### EXERCISE OBJECTIVE
Set down the whole listing verbatim.

• • •

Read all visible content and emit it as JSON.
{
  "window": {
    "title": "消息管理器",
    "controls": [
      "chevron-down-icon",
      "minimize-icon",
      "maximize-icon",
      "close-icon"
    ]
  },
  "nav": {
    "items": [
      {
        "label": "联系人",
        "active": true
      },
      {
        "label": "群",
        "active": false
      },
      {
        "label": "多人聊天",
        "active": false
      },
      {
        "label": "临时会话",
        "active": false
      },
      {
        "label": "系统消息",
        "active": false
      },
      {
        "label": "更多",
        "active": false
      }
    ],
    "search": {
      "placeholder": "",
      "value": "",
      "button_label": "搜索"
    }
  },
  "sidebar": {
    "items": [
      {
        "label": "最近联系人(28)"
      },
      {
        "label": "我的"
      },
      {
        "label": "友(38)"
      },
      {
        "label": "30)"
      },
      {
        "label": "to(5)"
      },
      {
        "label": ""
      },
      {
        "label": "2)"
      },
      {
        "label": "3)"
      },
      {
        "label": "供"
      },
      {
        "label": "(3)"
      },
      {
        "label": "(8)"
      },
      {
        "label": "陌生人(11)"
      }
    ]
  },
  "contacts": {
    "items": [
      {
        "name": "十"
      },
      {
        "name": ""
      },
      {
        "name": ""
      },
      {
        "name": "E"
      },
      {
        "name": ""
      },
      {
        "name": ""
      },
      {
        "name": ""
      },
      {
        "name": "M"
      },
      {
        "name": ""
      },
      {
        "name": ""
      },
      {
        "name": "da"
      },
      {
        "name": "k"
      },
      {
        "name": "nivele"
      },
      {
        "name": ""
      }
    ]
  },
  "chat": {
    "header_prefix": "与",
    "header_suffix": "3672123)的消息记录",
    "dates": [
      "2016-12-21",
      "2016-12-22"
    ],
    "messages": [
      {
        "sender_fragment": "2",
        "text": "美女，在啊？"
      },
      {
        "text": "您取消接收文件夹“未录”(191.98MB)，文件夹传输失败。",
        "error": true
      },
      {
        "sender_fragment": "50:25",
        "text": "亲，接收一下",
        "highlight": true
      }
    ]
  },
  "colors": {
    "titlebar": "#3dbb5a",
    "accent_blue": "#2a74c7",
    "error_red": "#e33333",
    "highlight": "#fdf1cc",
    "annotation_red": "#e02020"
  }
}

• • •

### TASK RESPONSE
Read all visible content and emit it as JSON.
{
  "window": {
    "title": "消息管理器",
    "controls": [
      "chevron-down-icon",
      "minimize-icon",
      "maximize-icon",
      "close-icon"
    ]
  },
  "nav": {
    "items": [
      {
        "label": "联系人",
        "active": true
      },
      {
        "label": "群",
        "active": false
      },
      {
        "label": "多人聊天",
        "active": false
      },
      {
        "label": "临时会话",
        "active": false
      },
      {
        "label": "系统消息",
        "active": false
      },
      {
        "label": "更多",
        "active": false
      }
    ],
    "search": {
      "placeholder": "",
      "value": "",
      "button_label": "搜索"
    }
  },
  "sidebar": {
    "items": [
      {
        "label": "最近联系人(28)"
      },
      {
        "label": "我的"
      },
      {
        "label": "友(38)"
      },
      {
        "label": "30)"
      },
      {
        "label": "to(5)"
      },
      {
        "label": ""
      },
      {
        "label": "2)"
      },
      {
        "label": "3)"
      },
      {
        "label": "供"
      },
      {
        "label": "(3)"
      },
      {
        "label": "(8)"
      },
      {
        "label": "陌生人(11)"
      }
    ]
  },
  "contacts": {
    "items": [
      {
        "name": "十"
      },
      {
        "name": ""
      },
      {
        "name": ""
      },
      {
        "name": "E"
      },
      {
        "name": ""
      },
      {
        "name": ""
      },
      {
        "name": ""
      },
      {
        "name": "M"
      },
      {
        "name": ""
      },
      {
        "name": ""
      },
      {
        "name": "da"
      },
      {
        "name": "k"
      },
      {
        "name": "nivele"
      },
      {
        "name": ""
      }
    ]
  },
  "chat": {
    "header_prefix": "与",
    "header_suffix": "3672123)的消息记录",
    "dates": [
      "2016-12-21",
      "2016-12-22"
    ],
    "messages": [
      {
        "sender_fragment": "2",
        "text": "美女，在啊？"
      },
      {
        "text": "您取消接收文件夹“未录”(191.98MB)，文件夹传输失败。",
        "error": true
      },
      {
        "sender_fragment": "50:25",
        "text": "亲，接收一下",
        "highlight": true
      }
    ]
  },
  "colors": {
    "titlebar": "#3dbb5a",
    "accent_blue": "#2a74c7",
    "error_red": "#e33333",
    "highlight": "#fdf1cc",
    "annotation_red": "#e02020"
  }
}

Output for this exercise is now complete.